SEATTLE, Washington — Coffee trade is the second-largest commodity market in the world, with production occurring largely in the area known as the ‘coffee belt’. Most of the countries located within the coffee belt are also developing countries, most of which have felt the pain of an epidemic known as la roya, or coffee leaf rust. From Sri Lanka to Colombia, the spread of coffee leaf rust has disrupted economies and endangered livelihoods.
Coffee leaf rust is a plant disease caused by hemileia vastatrix, a parasitic fungus which attacks the leaves of coffee trees, covering them in orange, yellow and red spots. The fungus drains the plant’s intake of nutrients until the tree’s leaves turn black and fall off and it dies. Because the plant needs four years to yield beans, coffee leaf rust is devastating to producers.
Coffee leaf rust flourishes in wet climates, particularly those with more than one rainy season or a temperature range of 59 to 82 degrees Fahrenheit. This is due to the way the fungus develops and germinates. The entire reproductive process takes around two weeks from initial infection to the production of new spores from the rust lesions, and the process is continuous during favorable weather. Due to rising global temperatures, this is projected to become an increasing problem for the coffee economy.
English explorers first reported the fungus in East Africa in 1861. One of the earliest victims of the fungus was the coffee economy of the island of Ceylon or Sri Lanka. By the 1970s (the exact year is disputed) the fungus spread to Brazil. Once it was reported, eradication and quarantine measures failed due to the ease with which the spores dispersed through the wind, leading to the proliferation of the disease throughout the Western Hemisphere.
A 2010 outbreak of coffee rust in Guatemala spread through 11 countries in Central and South America. More than 230,000 jobs were lost in El Salvador, Guatemala, Costa Rica, Nicaragua and Honduras, and regional production dropped 17.1 percent for the 2012-13 season. As of November 2016, Colombia, one of the biggest coffee producers, has since rebounded from the epidemic which cut its production in half.
The collapse of coffee farms in these areas has led to increased emigration and economic disruption. Large farms are often able to overcome an outbreak using various tactics to mitigate the damage while also keeping their prices competitive. Small farms, on the other hand, are often less able to recover without increasing their prices, which decreases their ability to compete. This multiplies the economic danger to small coffee farms.
Due to the impact of coffee leaf rust on the global economy, successful mitigation and prevention strategies are of vital importance to growers. Though some resistant strains of the coffee Robusta variety of coffee plant have been developed, the application of fungicide, such as BioNovelus’ non-toxic, biodegradable CR-10, is a common method used primarily on Arabica and sun-grown plants.

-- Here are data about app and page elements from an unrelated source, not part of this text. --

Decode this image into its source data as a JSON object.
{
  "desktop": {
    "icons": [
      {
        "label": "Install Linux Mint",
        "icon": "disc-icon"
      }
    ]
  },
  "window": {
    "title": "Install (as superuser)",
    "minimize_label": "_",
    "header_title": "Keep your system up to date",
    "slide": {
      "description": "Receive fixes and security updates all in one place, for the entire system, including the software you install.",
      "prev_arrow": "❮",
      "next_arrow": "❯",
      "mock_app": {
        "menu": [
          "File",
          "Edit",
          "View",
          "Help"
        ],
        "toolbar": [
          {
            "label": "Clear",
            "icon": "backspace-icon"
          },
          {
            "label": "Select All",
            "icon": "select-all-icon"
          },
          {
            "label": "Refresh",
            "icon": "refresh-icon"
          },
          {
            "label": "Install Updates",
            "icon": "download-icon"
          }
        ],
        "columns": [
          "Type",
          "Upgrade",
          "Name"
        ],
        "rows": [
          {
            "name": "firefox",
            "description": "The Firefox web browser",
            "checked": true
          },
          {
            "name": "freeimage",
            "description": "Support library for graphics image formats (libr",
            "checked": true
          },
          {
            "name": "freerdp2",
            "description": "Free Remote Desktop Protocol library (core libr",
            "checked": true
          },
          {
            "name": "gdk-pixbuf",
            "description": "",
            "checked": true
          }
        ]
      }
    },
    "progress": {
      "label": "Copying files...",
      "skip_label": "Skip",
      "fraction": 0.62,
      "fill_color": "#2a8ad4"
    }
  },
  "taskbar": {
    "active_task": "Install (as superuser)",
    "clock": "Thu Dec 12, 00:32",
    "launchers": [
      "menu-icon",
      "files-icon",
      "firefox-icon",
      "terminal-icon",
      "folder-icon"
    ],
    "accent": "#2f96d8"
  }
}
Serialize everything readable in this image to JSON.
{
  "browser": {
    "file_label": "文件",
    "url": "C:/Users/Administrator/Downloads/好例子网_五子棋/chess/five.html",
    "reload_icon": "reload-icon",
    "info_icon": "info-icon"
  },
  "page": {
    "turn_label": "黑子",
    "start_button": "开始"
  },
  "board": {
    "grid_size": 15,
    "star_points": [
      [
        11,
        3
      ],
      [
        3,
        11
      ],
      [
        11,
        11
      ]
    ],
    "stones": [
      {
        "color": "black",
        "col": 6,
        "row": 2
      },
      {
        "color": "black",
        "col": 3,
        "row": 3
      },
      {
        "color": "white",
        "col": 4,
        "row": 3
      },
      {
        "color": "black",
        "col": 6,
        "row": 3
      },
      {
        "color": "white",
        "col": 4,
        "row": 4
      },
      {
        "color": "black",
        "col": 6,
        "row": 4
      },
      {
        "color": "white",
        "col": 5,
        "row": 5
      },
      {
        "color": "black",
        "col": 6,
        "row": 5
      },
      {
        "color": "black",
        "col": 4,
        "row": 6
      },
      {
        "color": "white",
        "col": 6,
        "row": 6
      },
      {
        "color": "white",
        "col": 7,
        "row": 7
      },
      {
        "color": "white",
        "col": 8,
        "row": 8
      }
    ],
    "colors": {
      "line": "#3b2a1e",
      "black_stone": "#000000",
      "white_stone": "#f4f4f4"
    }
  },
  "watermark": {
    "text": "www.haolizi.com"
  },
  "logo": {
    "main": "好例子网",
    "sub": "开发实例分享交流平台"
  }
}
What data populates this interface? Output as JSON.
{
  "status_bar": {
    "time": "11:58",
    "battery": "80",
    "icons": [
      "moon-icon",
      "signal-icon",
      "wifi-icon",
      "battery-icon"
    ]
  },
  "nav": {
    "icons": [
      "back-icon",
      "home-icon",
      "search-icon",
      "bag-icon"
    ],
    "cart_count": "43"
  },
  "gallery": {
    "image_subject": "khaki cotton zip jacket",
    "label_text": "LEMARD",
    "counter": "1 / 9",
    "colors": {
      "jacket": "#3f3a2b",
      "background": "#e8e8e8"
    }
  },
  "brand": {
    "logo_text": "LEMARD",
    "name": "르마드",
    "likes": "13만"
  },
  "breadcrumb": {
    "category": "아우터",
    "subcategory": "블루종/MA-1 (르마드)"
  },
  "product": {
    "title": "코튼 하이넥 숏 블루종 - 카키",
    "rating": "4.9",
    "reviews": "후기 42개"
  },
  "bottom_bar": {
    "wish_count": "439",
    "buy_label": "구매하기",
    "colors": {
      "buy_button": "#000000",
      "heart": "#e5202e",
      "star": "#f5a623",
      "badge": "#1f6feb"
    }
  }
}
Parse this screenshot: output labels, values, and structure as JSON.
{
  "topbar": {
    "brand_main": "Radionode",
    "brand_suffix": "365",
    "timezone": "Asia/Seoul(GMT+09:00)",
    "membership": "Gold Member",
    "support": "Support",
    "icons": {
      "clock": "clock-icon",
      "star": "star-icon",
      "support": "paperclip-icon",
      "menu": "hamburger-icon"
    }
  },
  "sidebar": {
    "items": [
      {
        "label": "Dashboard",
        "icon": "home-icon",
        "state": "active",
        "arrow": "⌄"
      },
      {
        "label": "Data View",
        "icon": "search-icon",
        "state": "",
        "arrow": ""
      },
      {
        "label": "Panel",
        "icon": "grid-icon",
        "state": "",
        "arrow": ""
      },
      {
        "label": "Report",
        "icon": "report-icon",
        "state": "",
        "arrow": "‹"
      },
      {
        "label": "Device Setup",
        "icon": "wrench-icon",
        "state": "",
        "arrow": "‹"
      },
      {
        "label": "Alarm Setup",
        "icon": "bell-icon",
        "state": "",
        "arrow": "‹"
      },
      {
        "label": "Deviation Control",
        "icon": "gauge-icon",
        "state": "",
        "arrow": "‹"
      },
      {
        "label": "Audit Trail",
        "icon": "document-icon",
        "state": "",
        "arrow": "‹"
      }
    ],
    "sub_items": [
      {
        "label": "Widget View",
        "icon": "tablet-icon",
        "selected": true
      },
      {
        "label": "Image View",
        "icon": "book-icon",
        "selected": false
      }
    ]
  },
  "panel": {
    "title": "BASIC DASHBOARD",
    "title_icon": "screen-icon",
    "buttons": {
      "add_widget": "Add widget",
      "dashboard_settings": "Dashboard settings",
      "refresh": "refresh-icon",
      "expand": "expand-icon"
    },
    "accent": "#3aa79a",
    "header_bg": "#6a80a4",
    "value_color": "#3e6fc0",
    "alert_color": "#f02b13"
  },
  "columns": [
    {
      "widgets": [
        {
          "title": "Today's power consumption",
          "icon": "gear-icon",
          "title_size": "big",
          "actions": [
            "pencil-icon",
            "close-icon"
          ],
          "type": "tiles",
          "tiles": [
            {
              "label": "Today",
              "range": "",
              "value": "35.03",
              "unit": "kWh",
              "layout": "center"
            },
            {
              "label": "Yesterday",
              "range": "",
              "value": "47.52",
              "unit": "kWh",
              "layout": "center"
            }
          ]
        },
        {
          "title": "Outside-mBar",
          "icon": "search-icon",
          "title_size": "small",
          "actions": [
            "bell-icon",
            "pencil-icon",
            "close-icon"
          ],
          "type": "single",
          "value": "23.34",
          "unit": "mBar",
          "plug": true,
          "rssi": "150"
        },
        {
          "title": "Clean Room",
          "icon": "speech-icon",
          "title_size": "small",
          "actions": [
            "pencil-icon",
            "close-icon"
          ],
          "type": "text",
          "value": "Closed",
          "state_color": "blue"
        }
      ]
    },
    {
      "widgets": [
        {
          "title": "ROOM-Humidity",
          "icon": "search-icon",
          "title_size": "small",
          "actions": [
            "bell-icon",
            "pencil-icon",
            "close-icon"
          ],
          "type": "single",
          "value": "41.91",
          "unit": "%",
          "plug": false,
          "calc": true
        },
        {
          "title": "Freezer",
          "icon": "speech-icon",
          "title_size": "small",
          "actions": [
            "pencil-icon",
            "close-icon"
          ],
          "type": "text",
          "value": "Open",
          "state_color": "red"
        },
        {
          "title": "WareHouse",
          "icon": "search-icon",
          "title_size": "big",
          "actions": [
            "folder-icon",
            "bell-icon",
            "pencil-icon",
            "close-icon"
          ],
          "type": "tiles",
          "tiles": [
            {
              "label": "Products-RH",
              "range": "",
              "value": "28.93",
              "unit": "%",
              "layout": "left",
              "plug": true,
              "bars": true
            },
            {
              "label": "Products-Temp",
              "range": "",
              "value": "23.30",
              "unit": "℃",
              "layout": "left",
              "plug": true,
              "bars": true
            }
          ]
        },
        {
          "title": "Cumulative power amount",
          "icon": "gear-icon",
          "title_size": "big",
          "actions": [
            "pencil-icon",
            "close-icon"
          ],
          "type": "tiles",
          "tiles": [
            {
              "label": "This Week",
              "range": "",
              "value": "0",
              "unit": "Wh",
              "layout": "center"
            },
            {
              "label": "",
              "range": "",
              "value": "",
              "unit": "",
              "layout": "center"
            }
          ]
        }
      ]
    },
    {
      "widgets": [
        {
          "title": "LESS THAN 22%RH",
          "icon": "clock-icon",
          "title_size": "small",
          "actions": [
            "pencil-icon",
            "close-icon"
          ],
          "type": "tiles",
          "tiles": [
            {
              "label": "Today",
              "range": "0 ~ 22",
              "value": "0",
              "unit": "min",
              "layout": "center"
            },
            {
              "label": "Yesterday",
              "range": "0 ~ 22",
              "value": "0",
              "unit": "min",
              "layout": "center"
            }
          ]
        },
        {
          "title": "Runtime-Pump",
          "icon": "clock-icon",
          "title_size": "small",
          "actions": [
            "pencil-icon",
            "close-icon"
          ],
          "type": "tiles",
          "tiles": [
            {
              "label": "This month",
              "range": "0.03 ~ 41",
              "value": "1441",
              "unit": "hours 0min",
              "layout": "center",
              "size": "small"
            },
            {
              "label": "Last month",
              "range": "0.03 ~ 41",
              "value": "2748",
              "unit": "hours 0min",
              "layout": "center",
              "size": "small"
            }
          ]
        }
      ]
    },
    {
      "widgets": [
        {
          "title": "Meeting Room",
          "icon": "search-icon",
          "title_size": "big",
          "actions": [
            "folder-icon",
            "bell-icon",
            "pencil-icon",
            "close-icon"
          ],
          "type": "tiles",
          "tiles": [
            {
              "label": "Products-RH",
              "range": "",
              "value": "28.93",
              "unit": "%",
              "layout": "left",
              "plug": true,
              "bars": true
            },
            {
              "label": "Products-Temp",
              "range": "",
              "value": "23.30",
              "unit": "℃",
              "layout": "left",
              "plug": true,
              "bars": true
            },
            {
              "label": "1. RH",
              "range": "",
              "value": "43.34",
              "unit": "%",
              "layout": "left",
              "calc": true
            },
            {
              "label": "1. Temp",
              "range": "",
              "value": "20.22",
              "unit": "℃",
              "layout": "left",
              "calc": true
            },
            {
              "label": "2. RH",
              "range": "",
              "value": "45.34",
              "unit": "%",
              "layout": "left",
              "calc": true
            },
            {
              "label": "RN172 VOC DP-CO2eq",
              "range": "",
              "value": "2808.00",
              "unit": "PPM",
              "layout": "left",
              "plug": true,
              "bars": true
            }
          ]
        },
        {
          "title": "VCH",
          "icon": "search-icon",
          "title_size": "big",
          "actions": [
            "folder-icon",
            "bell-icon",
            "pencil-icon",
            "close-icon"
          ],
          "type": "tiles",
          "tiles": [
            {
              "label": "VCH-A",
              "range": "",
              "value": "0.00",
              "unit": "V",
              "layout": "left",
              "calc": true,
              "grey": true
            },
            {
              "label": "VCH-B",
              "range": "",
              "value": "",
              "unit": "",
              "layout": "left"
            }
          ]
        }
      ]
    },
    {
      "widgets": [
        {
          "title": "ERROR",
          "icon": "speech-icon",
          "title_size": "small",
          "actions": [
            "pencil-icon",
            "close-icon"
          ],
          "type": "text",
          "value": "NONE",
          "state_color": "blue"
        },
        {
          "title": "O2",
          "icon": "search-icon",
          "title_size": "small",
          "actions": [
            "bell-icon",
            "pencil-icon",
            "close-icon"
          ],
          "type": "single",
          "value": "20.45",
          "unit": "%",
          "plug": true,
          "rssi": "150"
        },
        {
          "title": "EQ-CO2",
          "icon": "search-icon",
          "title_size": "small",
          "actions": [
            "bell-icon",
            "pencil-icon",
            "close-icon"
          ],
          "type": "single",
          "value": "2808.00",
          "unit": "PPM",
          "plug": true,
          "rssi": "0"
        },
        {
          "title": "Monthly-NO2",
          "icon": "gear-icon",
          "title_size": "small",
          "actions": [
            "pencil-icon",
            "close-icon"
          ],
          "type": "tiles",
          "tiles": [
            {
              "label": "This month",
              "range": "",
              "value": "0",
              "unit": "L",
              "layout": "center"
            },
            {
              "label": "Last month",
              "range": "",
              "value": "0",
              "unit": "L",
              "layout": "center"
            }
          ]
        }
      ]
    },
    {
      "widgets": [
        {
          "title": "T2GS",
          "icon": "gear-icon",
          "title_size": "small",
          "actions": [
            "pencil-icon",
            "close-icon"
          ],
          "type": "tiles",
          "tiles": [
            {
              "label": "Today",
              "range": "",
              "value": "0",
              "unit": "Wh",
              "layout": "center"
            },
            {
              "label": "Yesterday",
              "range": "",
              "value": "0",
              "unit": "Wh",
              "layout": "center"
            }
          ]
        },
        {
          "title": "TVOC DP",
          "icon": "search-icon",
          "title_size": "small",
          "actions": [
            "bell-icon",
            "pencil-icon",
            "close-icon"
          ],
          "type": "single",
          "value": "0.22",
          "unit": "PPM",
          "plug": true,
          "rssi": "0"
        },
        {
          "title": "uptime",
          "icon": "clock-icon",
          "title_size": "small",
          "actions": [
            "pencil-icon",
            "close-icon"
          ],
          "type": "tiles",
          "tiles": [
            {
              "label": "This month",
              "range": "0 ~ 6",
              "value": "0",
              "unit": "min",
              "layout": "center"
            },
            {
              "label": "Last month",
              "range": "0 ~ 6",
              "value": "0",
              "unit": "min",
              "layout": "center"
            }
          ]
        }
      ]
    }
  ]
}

The use of fungicides cuts into revenues, however, which puts pressure on small farmers. It has even been noted that fungicides “can actually perpetuate the conditions that make coffee plants more susceptible to disease”, according to B Corporation Sustainable Harvest. As an alternative to fungicides, HunterLab offers that the use of spectral analysis instrumentation will allow farmers to spot infected plants by detecting their spectral signature, which is a numeric value keyed to the infected plant’s DNA.
Another method is using lower-yield shade-grown plants, which slow the fungus’ spread due to the presence of canopy-level trees and better plant nutrition. This is because sun-grown plants have a higher yield and require more nutrients, which leaves them more vulnerable to infection. This is comparable to humans getting more rest to stay healthy or combat a sickness.
Other coffee leaf rust solutions are more drastic, beyond that of which most farmers are capable. The most surefire method of ridding a farm of the disease is to destroy all coffee plants, wait multiple harvest seasons and plant anew. Another option is to move to higher altitudes. Without the luxury of this kind of flexibility, tens of thousands of farmers will be looking to central government efforts and enterprise to combat this epidemic before their livelihoods are destroyed.
– Lucas Woodling